**What you need to do**
Once a line is found to contain "Bilgileri", copy it out of the listing.

- - -

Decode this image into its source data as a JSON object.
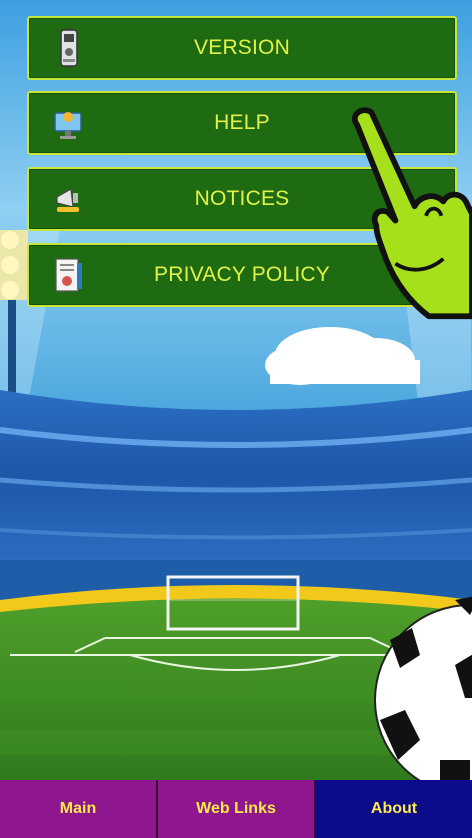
{
  "menu": {
    "items": [
      {
        "label": "VERSION",
        "icon": "phone-icon"
      },
      {
        "label": "HELP",
        "icon": "monitor-help-icon"
      },
      {
        "label": "NOTICES",
        "icon": "megaphone-icon"
      },
      {
        "label": "PRIVACY POLICY",
        "icon": "document-icon"
      }
    ]
  },
  "tabbar": {
    "tabs": [
      {
        "label": "Main"
      },
      {
        "label": "Web Links"
      },
      {
        "label": "About"
      }
    ]
  },
  "colors": {
    "button_bg": "#1f6b12",
    "button_border": "#c7e63a",
    "button_text": "#e3f24a",
    "tab_purple": "#8e168e",
    "tab_blue": "#0c0c8a",
    "tab_text": "#ffe94a"
  },
  "decor": {
    "pointer": "pointing-hand-icon",
    "ball": "soccer-ball-icon"
  }
}
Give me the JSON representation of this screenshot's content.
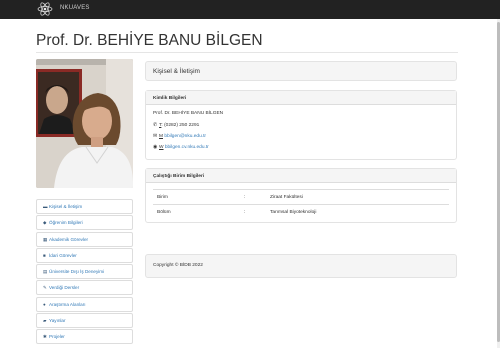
{
  "topbar": {
    "brand": "NKUAVES",
    "logo_icon": "atom-icon"
  },
  "page_title": "Prof. Dr. BEHİYE BANU BİLGEN",
  "nav": [
    {
      "icon": "university-icon",
      "label": "Kişisel & İletişim"
    },
    {
      "icon": "graduation-cap-icon",
      "label": "Öğrenim Bilgileri"
    },
    {
      "icon": "calendar-icon",
      "label": "Akademik Görevler"
    },
    {
      "icon": "briefcase-icon",
      "label": "İdari Görevler"
    },
    {
      "icon": "bank-icon",
      "label": "Üniversite Dışı İş Deneyimi"
    },
    {
      "icon": "pencil-icon",
      "label": "Verdiği Dersler"
    },
    {
      "icon": "users-icon",
      "label": "Araştırma Alanları"
    },
    {
      "icon": "book-icon",
      "label": "Yayınlar"
    },
    {
      "icon": "cogs-icon",
      "label": "Projeler"
    }
  ],
  "section_title": "Kişisel & İletişim",
  "kimlik": {
    "heading": "Kimlik Bilgileri",
    "name": "Prof. Dr. BEHİYE BANU BİLGEN",
    "phone_prefix": "T",
    "phone": ": (0282) 250 2291",
    "email_prefix": "M",
    "email": "bbilgen@nku.edu.tr",
    "web_prefix": "W",
    "web": "bbilgen.cv.nku.edu.tr"
  },
  "birim": {
    "heading": "Çalıştığı Birim Bilgileri",
    "rows": [
      {
        "label": "Birim",
        "colon": ":",
        "value": "Ziraat Fakültesi"
      },
      {
        "label": "Bölüm",
        "colon": ":",
        "value": "Tarımsal Biyoteknoloji"
      }
    ]
  },
  "footer": {
    "copyright": "Copyright © BİDB 2022"
  },
  "colors": {
    "topbar": "#222222",
    "link": "#337ab7",
    "panel_heading": "#f5f5f5",
    "border": "#dddddd"
  }
}
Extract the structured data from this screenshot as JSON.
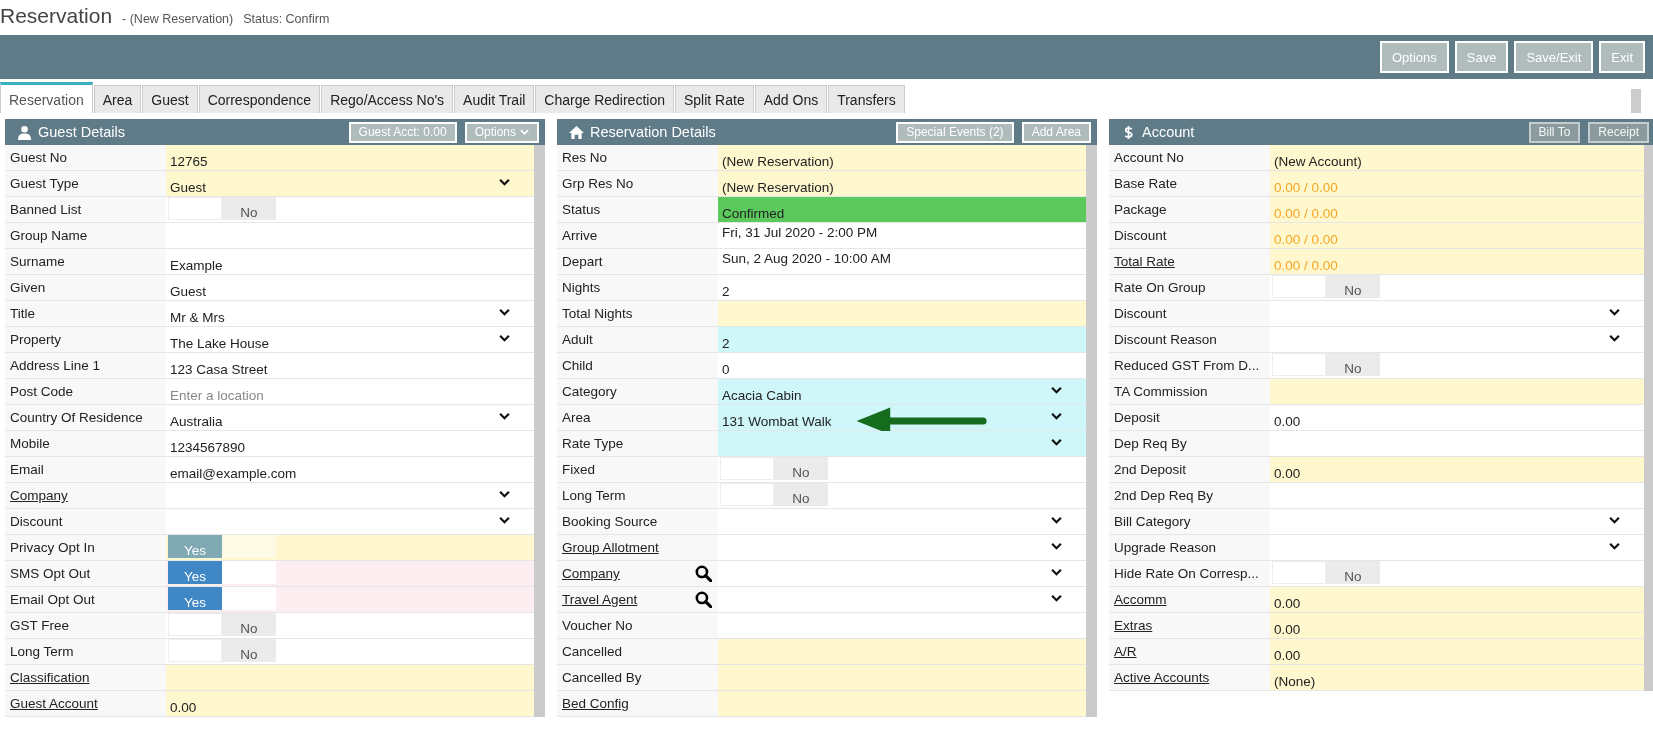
{
  "page": {
    "title": "Reservation",
    "subtitle": "- (New Reservation)",
    "status": "Status: Confirm"
  },
  "toolbar": [
    {
      "label": "Options"
    },
    {
      "label": "Save"
    },
    {
      "label": "Save/Exit"
    },
    {
      "label": "Exit"
    }
  ],
  "tabs": [
    {
      "label": "Reservation",
      "selected": true
    },
    {
      "label": "Area",
      "selected": false
    },
    {
      "label": "Guest",
      "selected": false
    },
    {
      "label": "Correspondence",
      "selected": false
    },
    {
      "label": "Rego/Access No's",
      "selected": false
    },
    {
      "label": "Audit Trail",
      "selected": false
    },
    {
      "label": "Charge Redirection",
      "selected": false
    },
    {
      "label": "Split Rate",
      "selected": false
    },
    {
      "label": "Add Ons",
      "selected": false
    },
    {
      "label": "Transfers",
      "selected": false
    }
  ],
  "panels": [
    {
      "title": "Guest Details",
      "buttons": [
        {
          "label": "Guest Acct: 0.00",
          "disabled": false,
          "caret": false
        },
        {
          "label": "Options",
          "disabled": false,
          "caret": true
        }
      ],
      "rows": [
        {
          "label": "Guest No",
          "link": false,
          "kind": "text",
          "value": "12765",
          "color": "#fff8cf"
        },
        {
          "label": "Guest Type",
          "link": false,
          "kind": "select",
          "value": "Guest",
          "color": "#fff8cf"
        },
        {
          "label": "Banned List",
          "link": false,
          "kind": "toggle",
          "value": "No",
          "on": false,
          "disabled": false,
          "color": "#ffffff"
        },
        {
          "label": "Group Name",
          "link": false,
          "kind": "text",
          "color": "#ffffff"
        },
        {
          "label": "Surname",
          "link": false,
          "kind": "text",
          "value": "Example",
          "color": "#ffffff"
        },
        {
          "label": "Given",
          "link": false,
          "kind": "text",
          "value": "Guest",
          "color": "#ffffff"
        },
        {
          "label": "Title",
          "link": false,
          "kind": "select",
          "value": "Mr & Mrs",
          "color": "#ffffff"
        },
        {
          "label": "Property",
          "link": false,
          "kind": "select",
          "value": "The Lake House",
          "color": "#ffffff"
        },
        {
          "label": "Address Line 1",
          "link": false,
          "kind": "text",
          "value": "123 Casa Street",
          "color": "#ffffff"
        },
        {
          "label": "Post Code",
          "link": false,
          "kind": "text",
          "placeholder": "Enter a location",
          "color": "#ffffff"
        },
        {
          "label": "Country Of Residence",
          "link": false,
          "kind": "select",
          "value": "Australia",
          "color": "#ffffff"
        },
        {
          "label": "Mobile",
          "link": false,
          "kind": "text",
          "value": "1234567890",
          "color": "#ffffff"
        },
        {
          "label": "Email",
          "link": false,
          "kind": "text",
          "value": "email@example.com",
          "color": "#ffffff"
        },
        {
          "label": "Company",
          "link": true,
          "kind": "select",
          "color": "#ffffff"
        },
        {
          "label": "Discount",
          "link": false,
          "kind": "select",
          "color": "#ffffff"
        },
        {
          "label": "Privacy Opt In",
          "link": false,
          "kind": "toggle",
          "value": "Yes",
          "on": true,
          "disabled": true,
          "color": "#fff8cf"
        },
        {
          "label": "SMS Opt Out",
          "link": false,
          "kind": "toggle",
          "value": "Yes",
          "on": true,
          "disabled": false,
          "color": "#fdeef2"
        },
        {
          "label": "Email Opt Out",
          "link": false,
          "kind": "toggle",
          "value": "Yes",
          "on": true,
          "disabled": false,
          "color": "#fdeef2"
        },
        {
          "label": "GST Free",
          "link": false,
          "kind": "toggle",
          "value": "No",
          "on": false,
          "disabled": false,
          "color": "#ffffff"
        },
        {
          "label": "Long Term",
          "link": false,
          "kind": "toggle",
          "value": "No",
          "on": false,
          "disabled": false,
          "color": "#ffffff"
        },
        {
          "label": "Classification",
          "link": true,
          "kind": "text",
          "color": "#fff8cf"
        },
        {
          "label": "Guest Account",
          "link": true,
          "kind": "text",
          "value": "0.00",
          "color": "#fff8cf"
        }
      ]
    },
    {
      "title": "Reservation Details",
      "buttons": [
        {
          "label": "Special Events (2)",
          "disabled": false,
          "caret": false
        },
        {
          "label": "Add Area",
          "disabled": false,
          "caret": false
        }
      ],
      "rows": [
        {
          "label": "Res No",
          "link": false,
          "kind": "text",
          "value": "(New Reservation)",
          "color": "#fff8cf"
        },
        {
          "label": "Grp Res No",
          "link": false,
          "kind": "text",
          "value": "(New Reservation)",
          "color": "#fff8cf"
        },
        {
          "label": "Status",
          "link": false,
          "kind": "text",
          "value": "Confirmed",
          "color": "#5cc95c"
        },
        {
          "label": "Arrive",
          "link": false,
          "kind": "date",
          "value": "Fri, 31 Jul 2020 - 2:00 PM",
          "color": "#ffffff"
        },
        {
          "label": "Depart",
          "link": false,
          "kind": "date",
          "value": "Sun, 2 Aug 2020 - 10:00 AM",
          "color": "#ffffff"
        },
        {
          "label": "Nights",
          "link": false,
          "kind": "text",
          "value": "2",
          "color": "#ffffff"
        },
        {
          "label": "Total Nights",
          "link": false,
          "kind": "text",
          "color": "#fff8cf"
        },
        {
          "label": "Adult",
          "link": false,
          "kind": "text",
          "value": "2",
          "color": "#cff6f9"
        },
        {
          "label": "Child",
          "link": false,
          "kind": "text",
          "value": "0",
          "color": "#ffffff"
        },
        {
          "label": "Category",
          "link": false,
          "kind": "select",
          "value": "Acacia Cabin",
          "color": "#cff6f9"
        },
        {
          "label": "Area",
          "link": false,
          "kind": "select",
          "value": "131 Wombat Walk",
          "color": "#cff6f9",
          "pointer": true
        },
        {
          "label": "Rate Type",
          "link": false,
          "kind": "select",
          "color": "#cff6f9"
        },
        {
          "label": "Fixed",
          "link": false,
          "kind": "toggle",
          "value": "No",
          "on": false,
          "disabled": false,
          "color": "#ffffff"
        },
        {
          "label": "Long Term",
          "link": false,
          "kind": "toggle",
          "value": "No",
          "on": false,
          "disabled": false,
          "color": "#ffffff"
        },
        {
          "label": "Booking Source",
          "link": false,
          "kind": "select",
          "color": "#ffffff"
        },
        {
          "label": "Group Allotment",
          "link": true,
          "kind": "select",
          "color": "#ffffff"
        },
        {
          "label": "Company",
          "link": true,
          "search": true,
          "kind": "select",
          "color": "#ffffff"
        },
        {
          "label": "Travel Agent",
          "link": true,
          "search": true,
          "kind": "select",
          "color": "#ffffff"
        },
        {
          "label": "Voucher No",
          "link": false,
          "kind": "text",
          "color": "#ffffff"
        },
        {
          "label": "Cancelled",
          "link": false,
          "kind": "text",
          "color": "#fff8cf"
        },
        {
          "label": "Cancelled By",
          "link": false,
          "kind": "text",
          "color": "#fff8cf"
        },
        {
          "label": "Bed Config",
          "link": true,
          "kind": "text",
          "color": "#fff8cf"
        }
      ]
    },
    {
      "title": "Account",
      "buttons": [
        {
          "label": "Bill To",
          "disabled": true,
          "caret": false
        },
        {
          "label": "Receipt",
          "disabled": true,
          "caret": false
        }
      ],
      "rows": [
        {
          "label": "Account No",
          "link": false,
          "kind": "text",
          "value": "(New Account)",
          "color": "#fff8cf"
        },
        {
          "label": "Base Rate",
          "link": false,
          "kind": "text",
          "value": "0.00 / 0.00",
          "accent": true,
          "color": "#fff8cf"
        },
        {
          "label": "Package",
          "link": false,
          "kind": "text",
          "value": "0.00 / 0.00",
          "accent": true,
          "color": "#fff8cf"
        },
        {
          "label": "Discount",
          "link": false,
          "kind": "text",
          "value": "0.00 / 0.00",
          "accent": true,
          "color": "#fff8cf"
        },
        {
          "label": "Total Rate",
          "link": true,
          "kind": "text",
          "value": "0.00 / 0.00",
          "accent": true,
          "color": "#fff8cf"
        },
        {
          "label": "Rate On Group",
          "link": false,
          "kind": "toggle",
          "value": "No",
          "on": false,
          "disabled": false,
          "color": "#ffffff"
        },
        {
          "label": "Discount",
          "link": false,
          "kind": "select",
          "color": "#ffffff"
        },
        {
          "label": "Discount Reason",
          "link": false,
          "kind": "select",
          "color": "#ffffff"
        },
        {
          "label": "Reduced GST From D...",
          "link": false,
          "kind": "toggle",
          "value": "No",
          "on": false,
          "disabled": false,
          "color": "#ffffff"
        },
        {
          "label": "TA Commission",
          "link": false,
          "kind": "text",
          "color": "#fff8cf"
        },
        {
          "label": "Deposit",
          "link": false,
          "kind": "text",
          "value": "0.00",
          "color": "#ffffff"
        },
        {
          "label": "Dep Req By",
          "link": false,
          "kind": "text",
          "color": "#ffffff"
        },
        {
          "label": "2nd Deposit",
          "link": false,
          "kind": "text",
          "value": "0.00",
          "color": "#fff8cf"
        },
        {
          "label": "2nd Dep Req By",
          "link": false,
          "kind": "text",
          "color": "#ffffff"
        },
        {
          "label": "Bill Category",
          "link": false,
          "kind": "select",
          "color": "#ffffff"
        },
        {
          "label": "Upgrade Reason",
          "link": false,
          "kind": "select",
          "color": "#ffffff"
        },
        {
          "label": "Hide Rate On Corresp...",
          "link": false,
          "kind": "toggle",
          "value": "No",
          "on": false,
          "disabled": false,
          "color": "#ffffff"
        },
        {
          "label": "Accomm",
          "link": true,
          "kind": "text",
          "value": "0.00",
          "color": "#fff8cf"
        },
        {
          "label": "Extras",
          "link": true,
          "kind": "text",
          "value": "0.00",
          "color": "#fff8cf"
        },
        {
          "label": "A/R",
          "link": true,
          "kind": "text",
          "value": "0.00",
          "color": "#fff8cf"
        },
        {
          "label": "Active Accounts",
          "link": true,
          "kind": "text",
          "value": "(None)",
          "color": "#fff8cf"
        }
      ]
    }
  ]
}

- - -

**Written solution**
      "label": "Öğrenim Bilgileri"
    "heading": "Kimlik Bilgileri",
    "heading": "Çalıştığı Birim Bilgileri",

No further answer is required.